**Work to complete**. Your answer should consist of each line below that contains the string "Merge".

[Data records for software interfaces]
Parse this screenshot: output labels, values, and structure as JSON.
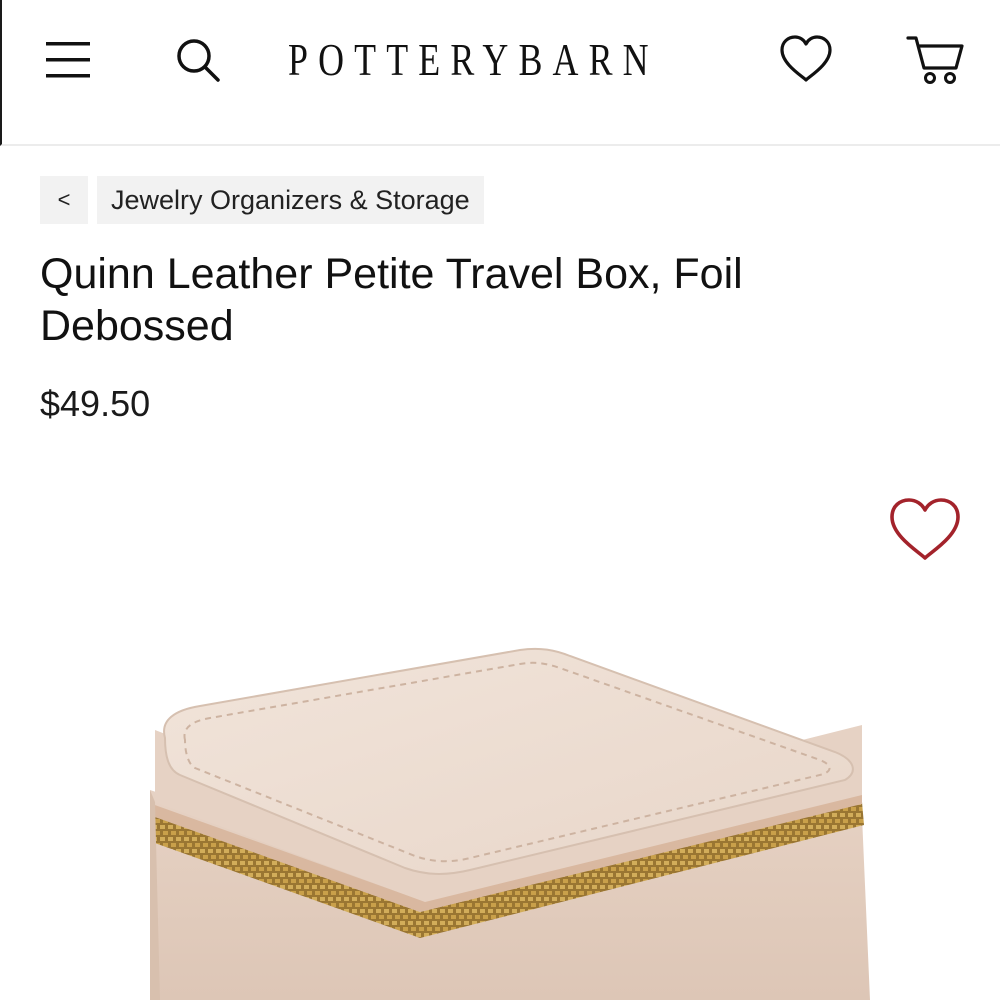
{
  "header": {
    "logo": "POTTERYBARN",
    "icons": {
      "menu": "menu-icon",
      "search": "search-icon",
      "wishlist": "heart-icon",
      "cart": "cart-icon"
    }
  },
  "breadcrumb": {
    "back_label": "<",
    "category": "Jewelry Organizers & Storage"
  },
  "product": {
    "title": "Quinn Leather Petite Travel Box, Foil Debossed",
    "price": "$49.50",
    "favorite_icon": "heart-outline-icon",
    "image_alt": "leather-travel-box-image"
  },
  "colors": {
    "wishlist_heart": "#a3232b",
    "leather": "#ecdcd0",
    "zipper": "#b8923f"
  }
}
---
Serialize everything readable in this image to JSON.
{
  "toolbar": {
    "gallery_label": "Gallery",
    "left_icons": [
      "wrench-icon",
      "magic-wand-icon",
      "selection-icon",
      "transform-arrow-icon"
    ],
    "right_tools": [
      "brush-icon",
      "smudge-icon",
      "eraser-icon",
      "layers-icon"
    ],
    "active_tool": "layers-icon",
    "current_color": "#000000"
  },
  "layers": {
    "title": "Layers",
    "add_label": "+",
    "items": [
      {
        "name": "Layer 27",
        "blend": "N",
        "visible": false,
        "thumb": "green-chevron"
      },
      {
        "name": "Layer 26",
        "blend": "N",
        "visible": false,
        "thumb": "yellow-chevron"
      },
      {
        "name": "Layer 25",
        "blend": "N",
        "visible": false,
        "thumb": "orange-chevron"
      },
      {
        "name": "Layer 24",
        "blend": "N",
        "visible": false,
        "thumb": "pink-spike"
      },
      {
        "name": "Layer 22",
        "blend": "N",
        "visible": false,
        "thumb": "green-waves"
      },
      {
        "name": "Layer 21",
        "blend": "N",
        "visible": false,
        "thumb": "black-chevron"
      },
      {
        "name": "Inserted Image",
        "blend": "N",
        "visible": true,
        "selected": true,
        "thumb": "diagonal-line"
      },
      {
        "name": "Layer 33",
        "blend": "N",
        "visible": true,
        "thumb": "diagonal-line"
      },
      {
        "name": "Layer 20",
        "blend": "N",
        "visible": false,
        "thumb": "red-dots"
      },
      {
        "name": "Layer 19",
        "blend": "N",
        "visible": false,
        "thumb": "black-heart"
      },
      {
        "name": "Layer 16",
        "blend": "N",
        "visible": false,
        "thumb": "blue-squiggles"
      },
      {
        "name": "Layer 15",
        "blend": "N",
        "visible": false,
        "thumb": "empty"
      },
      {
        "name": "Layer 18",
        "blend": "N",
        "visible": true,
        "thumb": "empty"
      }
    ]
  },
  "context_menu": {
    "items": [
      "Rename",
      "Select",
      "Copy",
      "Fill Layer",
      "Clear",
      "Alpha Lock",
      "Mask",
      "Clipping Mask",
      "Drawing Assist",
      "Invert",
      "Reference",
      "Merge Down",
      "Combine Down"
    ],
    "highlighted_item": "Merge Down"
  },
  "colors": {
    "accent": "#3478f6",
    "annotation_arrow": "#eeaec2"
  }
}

**Expected answer**.
      "Merge Down",
    "highlighted_item": "Merge Down"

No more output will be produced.